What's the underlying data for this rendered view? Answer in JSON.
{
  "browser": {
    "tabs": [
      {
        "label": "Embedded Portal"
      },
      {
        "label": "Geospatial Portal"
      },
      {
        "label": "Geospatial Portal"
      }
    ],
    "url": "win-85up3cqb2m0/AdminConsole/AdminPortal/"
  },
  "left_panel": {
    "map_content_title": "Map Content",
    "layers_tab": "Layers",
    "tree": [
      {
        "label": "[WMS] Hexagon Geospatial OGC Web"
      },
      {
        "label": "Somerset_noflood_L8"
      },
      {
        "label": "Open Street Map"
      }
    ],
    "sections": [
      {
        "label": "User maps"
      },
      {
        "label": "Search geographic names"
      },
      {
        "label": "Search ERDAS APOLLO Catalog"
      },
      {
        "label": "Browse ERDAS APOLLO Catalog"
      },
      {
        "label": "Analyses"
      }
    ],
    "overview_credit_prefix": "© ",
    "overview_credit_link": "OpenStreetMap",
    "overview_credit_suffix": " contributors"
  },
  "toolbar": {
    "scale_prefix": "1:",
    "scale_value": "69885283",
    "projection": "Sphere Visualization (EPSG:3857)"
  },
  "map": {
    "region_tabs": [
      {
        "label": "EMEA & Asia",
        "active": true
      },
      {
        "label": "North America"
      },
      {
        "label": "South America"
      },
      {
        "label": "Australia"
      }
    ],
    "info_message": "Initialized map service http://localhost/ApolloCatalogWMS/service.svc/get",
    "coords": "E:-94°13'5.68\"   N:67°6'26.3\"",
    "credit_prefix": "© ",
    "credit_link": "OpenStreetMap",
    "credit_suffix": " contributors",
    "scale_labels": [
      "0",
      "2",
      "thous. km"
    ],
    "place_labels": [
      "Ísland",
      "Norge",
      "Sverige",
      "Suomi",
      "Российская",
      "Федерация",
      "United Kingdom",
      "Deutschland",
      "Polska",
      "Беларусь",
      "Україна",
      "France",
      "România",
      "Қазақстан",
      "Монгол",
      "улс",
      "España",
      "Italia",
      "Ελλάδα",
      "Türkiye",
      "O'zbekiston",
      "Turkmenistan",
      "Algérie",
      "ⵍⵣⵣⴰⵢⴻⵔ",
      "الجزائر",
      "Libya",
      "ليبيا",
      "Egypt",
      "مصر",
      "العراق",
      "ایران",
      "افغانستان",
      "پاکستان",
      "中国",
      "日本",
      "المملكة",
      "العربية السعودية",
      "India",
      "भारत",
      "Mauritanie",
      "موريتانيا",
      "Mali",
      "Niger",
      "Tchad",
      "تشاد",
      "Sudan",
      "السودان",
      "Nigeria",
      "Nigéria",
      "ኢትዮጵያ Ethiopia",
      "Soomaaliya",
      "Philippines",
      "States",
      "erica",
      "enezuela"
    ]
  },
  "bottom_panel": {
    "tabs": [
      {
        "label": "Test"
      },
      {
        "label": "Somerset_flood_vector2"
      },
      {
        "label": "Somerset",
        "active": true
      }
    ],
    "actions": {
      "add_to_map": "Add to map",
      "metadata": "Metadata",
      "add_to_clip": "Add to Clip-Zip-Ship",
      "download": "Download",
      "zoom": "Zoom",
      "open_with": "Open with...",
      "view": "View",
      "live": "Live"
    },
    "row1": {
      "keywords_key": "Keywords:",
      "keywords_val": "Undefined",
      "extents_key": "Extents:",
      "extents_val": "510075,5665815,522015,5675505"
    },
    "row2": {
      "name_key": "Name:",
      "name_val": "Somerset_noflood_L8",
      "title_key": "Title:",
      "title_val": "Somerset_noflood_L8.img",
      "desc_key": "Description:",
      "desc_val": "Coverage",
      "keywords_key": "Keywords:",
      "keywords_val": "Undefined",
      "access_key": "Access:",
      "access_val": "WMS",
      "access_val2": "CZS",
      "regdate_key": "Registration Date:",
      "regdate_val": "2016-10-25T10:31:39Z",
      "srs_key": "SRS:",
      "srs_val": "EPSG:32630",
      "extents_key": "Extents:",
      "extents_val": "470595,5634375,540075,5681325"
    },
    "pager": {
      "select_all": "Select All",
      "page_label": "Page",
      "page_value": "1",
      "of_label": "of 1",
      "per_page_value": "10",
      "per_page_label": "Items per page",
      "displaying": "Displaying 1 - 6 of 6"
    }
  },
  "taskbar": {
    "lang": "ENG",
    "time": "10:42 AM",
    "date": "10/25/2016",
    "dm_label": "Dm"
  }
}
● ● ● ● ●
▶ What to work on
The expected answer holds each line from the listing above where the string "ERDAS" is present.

▶ Reply to the task
        "label": "Search ERDAS APOLLO Catalog"
        "label": "Browse ERDAS APOLLO Catalog"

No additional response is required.